News (Page 28 of 76) Archived News Might Contain Broken Links!
As the first offering in their six-part “Doubleday Years” series of classic books by Stephen, Cemetery Dance will publish Carrie: The Deluxe Special Edition in the summer of 2014. Their special editions routinely sell-out shortly after they are announced, so be sure to check out their web site for updates and more information.
Following the success of Doctor Sleep, Stephen King announced today that he will be returning to the story of Dennis Guilder in 2015 with CHRISTINE LIVES, the sequel to his 1983 novel Christine. CHRISTINE LIVES picks up where Christine left off, and follows the trials and tribulations of Dennis's descent from school teacher to carnival barker as he attempts to evade the smoking tires of fate.

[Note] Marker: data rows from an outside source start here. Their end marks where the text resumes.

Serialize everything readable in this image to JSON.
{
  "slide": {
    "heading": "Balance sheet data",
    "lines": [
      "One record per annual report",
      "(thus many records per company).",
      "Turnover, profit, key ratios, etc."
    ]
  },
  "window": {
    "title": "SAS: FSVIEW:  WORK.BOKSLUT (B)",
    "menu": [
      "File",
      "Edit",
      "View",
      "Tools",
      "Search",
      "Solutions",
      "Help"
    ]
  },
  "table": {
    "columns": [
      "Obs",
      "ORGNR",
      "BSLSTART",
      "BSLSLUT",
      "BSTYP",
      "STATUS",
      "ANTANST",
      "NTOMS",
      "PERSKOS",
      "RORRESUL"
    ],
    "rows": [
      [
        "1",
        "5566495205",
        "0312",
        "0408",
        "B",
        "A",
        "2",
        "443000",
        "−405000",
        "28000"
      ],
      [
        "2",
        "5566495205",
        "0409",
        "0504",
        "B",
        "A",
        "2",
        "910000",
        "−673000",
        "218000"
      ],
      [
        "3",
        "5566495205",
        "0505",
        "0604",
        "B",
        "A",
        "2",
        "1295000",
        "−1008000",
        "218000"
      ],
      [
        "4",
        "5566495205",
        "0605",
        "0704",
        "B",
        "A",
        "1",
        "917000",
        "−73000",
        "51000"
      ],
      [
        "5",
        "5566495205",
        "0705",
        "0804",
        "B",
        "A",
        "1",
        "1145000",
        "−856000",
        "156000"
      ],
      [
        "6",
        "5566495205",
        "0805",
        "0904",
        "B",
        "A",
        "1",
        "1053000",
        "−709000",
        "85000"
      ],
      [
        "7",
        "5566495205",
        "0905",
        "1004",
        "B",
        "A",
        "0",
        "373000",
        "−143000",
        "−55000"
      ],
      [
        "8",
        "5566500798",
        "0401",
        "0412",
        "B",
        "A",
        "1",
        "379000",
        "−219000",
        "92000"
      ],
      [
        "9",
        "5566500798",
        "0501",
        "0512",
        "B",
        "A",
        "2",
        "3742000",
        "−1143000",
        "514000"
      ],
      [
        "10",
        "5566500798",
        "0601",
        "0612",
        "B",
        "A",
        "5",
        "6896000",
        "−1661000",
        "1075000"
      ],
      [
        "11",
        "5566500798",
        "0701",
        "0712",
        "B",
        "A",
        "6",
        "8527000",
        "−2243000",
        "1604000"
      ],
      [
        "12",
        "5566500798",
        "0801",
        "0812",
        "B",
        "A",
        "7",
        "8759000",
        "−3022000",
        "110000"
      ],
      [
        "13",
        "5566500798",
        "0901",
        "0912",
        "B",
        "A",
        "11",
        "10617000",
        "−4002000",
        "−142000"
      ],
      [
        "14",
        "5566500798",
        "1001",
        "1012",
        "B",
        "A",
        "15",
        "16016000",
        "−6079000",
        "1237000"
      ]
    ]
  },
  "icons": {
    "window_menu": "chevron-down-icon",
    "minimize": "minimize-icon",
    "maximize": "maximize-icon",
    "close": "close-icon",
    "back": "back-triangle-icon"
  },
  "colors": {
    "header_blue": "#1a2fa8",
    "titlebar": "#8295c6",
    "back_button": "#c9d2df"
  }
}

Beginning at noon (EDT) on March 24th and ending at noon (EDT) on March 26th, you can enter a drawing to win tickets to the screening of the film adaptation of "A Good Marriage". Anyone who likes the Facebook page in the next 48 hours will have their name entered to win.

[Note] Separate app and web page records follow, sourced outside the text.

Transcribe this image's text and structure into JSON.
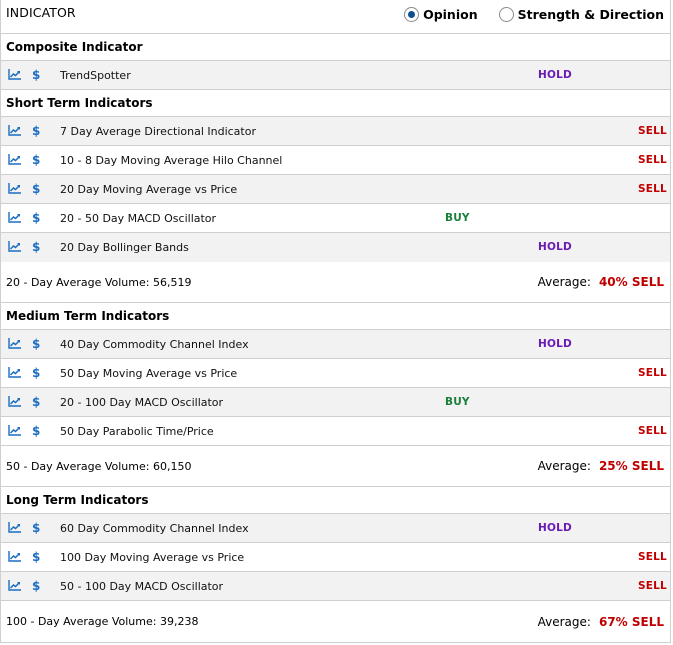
{
  "header": {
    "title": "INDICATOR",
    "view_options": [
      {
        "label": "Opinion",
        "selected": true
      },
      {
        "label": "Strength & Direction",
        "selected": false
      }
    ]
  },
  "colors": {
    "buy": "#1a7f3c",
    "hold": "#6a1bb5",
    "sell": "#c00000",
    "icon": "#1b6ec2"
  },
  "icons": {
    "chart": "line-chart-icon",
    "price": "dollar-icon",
    "dollar_glyph": "$"
  },
  "sections": [
    {
      "title": "Composite Indicator",
      "rows": [
        {
          "label": "TrendSpotter",
          "signal": "HOLD"
        }
      ]
    },
    {
      "title": "Short Term Indicators",
      "rows": [
        {
          "label": "7 Day Average Directional Indicator",
          "signal": "SELL"
        },
        {
          "label": "10 - 8 Day Moving Average Hilo Channel",
          "signal": "SELL"
        },
        {
          "label": "20 Day Moving Average vs Price",
          "signal": "SELL"
        },
        {
          "label": "20 - 50 Day MACD Oscillator",
          "signal": "BUY"
        },
        {
          "label": "20 Day Bollinger Bands",
          "signal": "HOLD"
        }
      ],
      "summary": {
        "volume": "20 - Day Average Volume: 56,519",
        "average_label": "Average:",
        "average_value": "40% SELL"
      }
    },
    {
      "title": "Medium Term Indicators",
      "rows": [
        {
          "label": "40 Day Commodity Channel Index",
          "signal": "HOLD"
        },
        {
          "label": "50 Day Moving Average vs Price",
          "signal": "SELL"
        },
        {
          "label": "20 - 100 Day MACD Oscillator",
          "signal": "BUY"
        },
        {
          "label": "50 Day Parabolic Time/Price",
          "signal": "SELL"
        }
      ],
      "summary": {
        "volume": "50 - Day Average Volume: 60,150",
        "average_label": "Average:",
        "average_value": "25% SELL"
      }
    },
    {
      "title": "Long Term Indicators",
      "rows": [
        {
          "label": "60 Day Commodity Channel Index",
          "signal": "HOLD"
        },
        {
          "label": "100 Day Moving Average vs Price",
          "signal": "SELL"
        },
        {
          "label": "50 - 100 Day MACD Oscillator",
          "signal": "SELL"
        }
      ],
      "summary": {
        "volume": "100 - Day Average Volume: 39,238",
        "average_label": "Average:",
        "average_value": "67% SELL"
      }
    }
  ]
}
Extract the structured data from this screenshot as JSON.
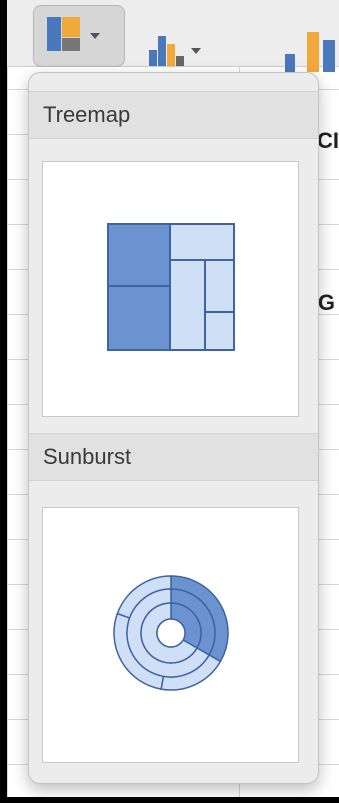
{
  "ribbon": {
    "buttons": [
      {
        "name": "hierarchy-chart-button",
        "icon": "treemap-chart-icon",
        "active": true
      },
      {
        "name": "statistic-chart-button",
        "icon": "histogram-chart-icon",
        "active": false
      },
      {
        "name": "combo-chart-button",
        "icon": "bar-chart-icon",
        "active": false
      }
    ],
    "label_fragment": "CI"
  },
  "sheet": {
    "column_letter": "G"
  },
  "menu": {
    "sections": [
      {
        "header": "Treemap",
        "item_icon": "treemap-chart-icon"
      },
      {
        "header": "Sunburst",
        "item_icon": "sunburst-chart-icon"
      }
    ]
  },
  "colors": {
    "accent_dark": "#6a93cf",
    "accent_light": "#cfe0f6",
    "stroke": "#3f63a3"
  }
}
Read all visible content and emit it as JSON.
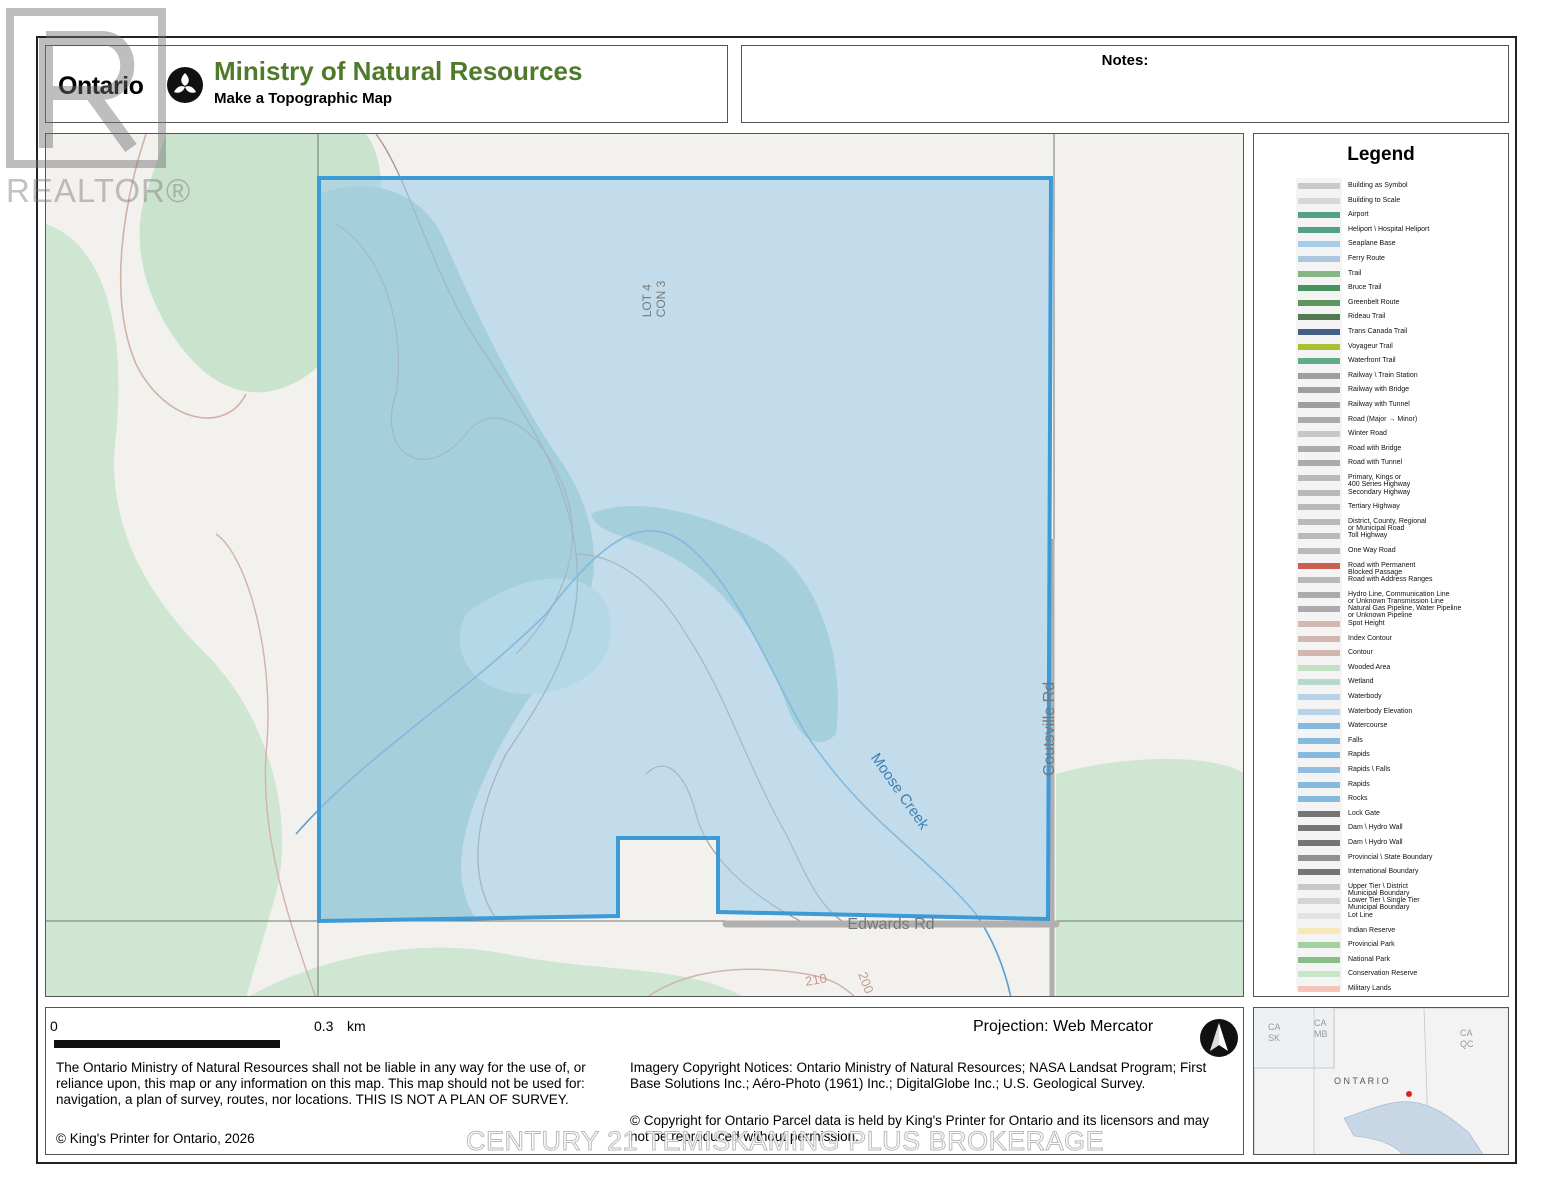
{
  "header": {
    "ontario_wordmark": "Ontario",
    "ministry": "Ministry of Natural Resources",
    "subtitle": "Make a Topographic Map"
  },
  "notes": {
    "label": "Notes:"
  },
  "map": {
    "labels": {
      "lot": "LOT 4\nCON 3",
      "creek": "Moose Creek",
      "road_south": "Edwards Rd",
      "road_east": "Coutsville Rd",
      "contour_210": "210",
      "contour_200": "200"
    },
    "colors": {
      "parcel_fill": "#b9d9ef",
      "parcel_stroke": "#3c9ad6",
      "wooded": "#c8e3cd",
      "contour": "#c9a79f",
      "water": "#5a9ed4"
    }
  },
  "legend": {
    "title": "Legend",
    "items": [
      "Building as Symbol",
      "Building to Scale",
      "Airport",
      "Heliport \\ Hospital Heliport",
      "Seaplane Base",
      "Ferry Route",
      "Trail",
      "Bruce Trail",
      "Greenbelt Route",
      "Rideau Trail",
      "Trans Canada Trail",
      "Voyageur Trail",
      "Waterfront Trail",
      "Railway \\ Train Station",
      "Railway with Bridge",
      "Railway with Tunnel",
      "Road (Major → Minor)",
      "Winter Road",
      "Road with Bridge",
      "Road with Tunnel",
      "Primary, Kings or\n400 Series Highway",
      "Secondary Highway",
      "Tertiary Highway",
      "District, County, Regional\nor Municipal Road",
      "Toll Highway",
      "One Way Road",
      "Road with Permanent\nBlocked Passage",
      "Road with Address Ranges",
      "Hydro Line, Communication Line\nor Unknown Transmission Line",
      "Natural Gas Pipeline, Water Pipeline\nor Unknown Pipeline",
      "Spot Height",
      "Index Contour",
      "Contour",
      "Wooded Area",
      "Wetland",
      "Waterbody",
      "Waterbody Elevation",
      "Watercourse",
      "Falls",
      "Rapids",
      "Rapids \\ Falls",
      "Rapids",
      "Rocks",
      "Lock Gate",
      "Dam \\ Hydro Wall",
      "Dam \\ Hydro Wall",
      "Provincial \\ State Boundary",
      "International Boundary",
      "Upper Tier \\ District\nMunicipal Boundary",
      "Lower Tier \\ Single Tier\nMunicipal Boundary",
      "Lot Line",
      "Indian Reserve",
      "Provincial Park",
      "National Park",
      "Conservation Reserve",
      "Military Lands"
    ]
  },
  "footer": {
    "scale_zero": "0",
    "scale_max": "0.3",
    "scale_unit": "km",
    "projection": "Projection: Web Mercator",
    "disclaimer": "The Ontario Ministry of Natural Resources shall not be liable in any way for the use of, or reliance upon, this map or any information on this map.  This map should not be used for: navigation, a plan of survey, routes, nor locations. THIS IS NOT A PLAN OF SURVEY.",
    "kings_printer": "© King's Printer for Ontario,  2026",
    "imagery": "Imagery Copyright Notices: Ontario Ministry of Natural Resources; NASA Landsat Program; First Base Solutions Inc.; Aéro-Photo (1961) Inc.; DigitalGlobe Inc.; U.S. Geological Survey.",
    "parcel": "© Copyright for Ontario Parcel data is held by King's Printer for Ontario and its licensors and may not be reproduced without permission."
  },
  "inset": {
    "labels": {
      "ca_sk": "CA\nSK",
      "ca_mb": "CA\nMB",
      "ca_qc": "CA\nQC",
      "ontario": "O N T A R I O"
    }
  },
  "watermarks": {
    "realtor": "REALTOR®",
    "brokerage": "CENTURY 21 TEMISKAMING PLUS BROKERAGE"
  }
}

Two names will be picked out by Stephen from the entries submitted and both will receive two tickets to the cast and crew screening on April 24th in New York City. Winners will have to provide their own transportation to New York but a hotel will be provided for the night of the screening as well as a car to the screening for each of the two winners.
For more details and to enter your name, please visit the Facebook page at https://www.facebook.com/AGoodMarriage
Will Patton has been cast as the narrator for the MR. MERCEDES audiobook. Will narrated the audiobook edition of DOCTOR SLEEP to great acclaim: he’s nominated for an Audie Award for Best Male Solo Narration and the DOCTOR SLEEP audiobook was chosen as the 2013 Audiobook of the Year by Audible.
Will is an award-winning audiobook narrator and his numerous film credits include Meeks Cutoff, Brooklyn's Finest, A Mighty Heart, Remember the Titans, The Punisher, The Mothman Prophesies, and Armageddon. He starred as Captain Weaver on the TNT series Falling Skies and won Obie Awards in the theater for his performances in Fool for Love and What Did He See.
Stephen's visit in Germany and France last November was not only for his fans a very special event, but also for him. To thank all his German and French fans for their warm welcome he came up with a great idea: He wrote a story, "Bad Little Kid", which will be available in e-book format from 14th of March just in German (Böser kleiner Junge) and French (Sale Gosse).
We now have permission to officially announce the release of the novel, Revival, which will be published by Scribner and Hodder & Stoughton on November 11, 2014.
In a small New England town, over half a century ago, a shadow falls over a small boy playing with his toy soldiers. Jamie Morton looks up to see a striking man, the new minister. Charles Jacobs, along with his beautiful wife, will transform the local church. The men and boys are all a bit in love with Mrs. Jacobs; the women and girls feel the same about Reverend Jacobs—including Jamie’s mother and beloved sister, Claire. With Jamie, the Reverend shares a deeper bond based on a secret obsession. When tragedy strikes the Jacobs family, this charismatic preacher curses God, mocks all religious belief, and is banished from the shocked town.
Jamie has demons of his own. Wed to his guitar from the age of 13, he plays in bands across the country, living the nomadic lifestyle of bar-band rock and roll while fleeing from his family’s horrific loss. In his mid-thirties—addicted to heroin, stranded, desperate—Jamie meets Charles Jacobs again, with profound consequences for both men. Their bond becomes a pact beyond even the Devil’s devising, and Jamie discovers that revival has many meanings.
Those of you who follow Twitter will know that recently I managed to put my foot in my mouth and halfway down my throat. A good many people came away from my tweet about the Woody Allen controversy with the idea that I had called Dylan Farrow or Mia Farrow (or both) a bitch. That wasn’t my intention, but the conclusion on the part of some readers is understandable. I used the wrong word to describe not Ms. Farrow—either Ms. Farrow—but a sad and painful mess. Some people seem to believe that writers never use the wrong word, but any editor can tell you that’s not true.
Those of you who have read my work—Carrie, Dolores Claiborne, Rose Madder, and Lisey’s Story, to name four—will know that I have plenty of respect for women, and care about the problems and life-situations they face. My single-mom mother faced plenty, believe me. And I have no sympathy whatever for those who abuse children. I wrote about such abuse—and its ultimate cost to the victim—in Gerald’s Game.
The maximum number of letters in a Tweet is 140. I think the following would fit: I apologize for screwing up.
Just know my heart is where it’s always been: in the right place.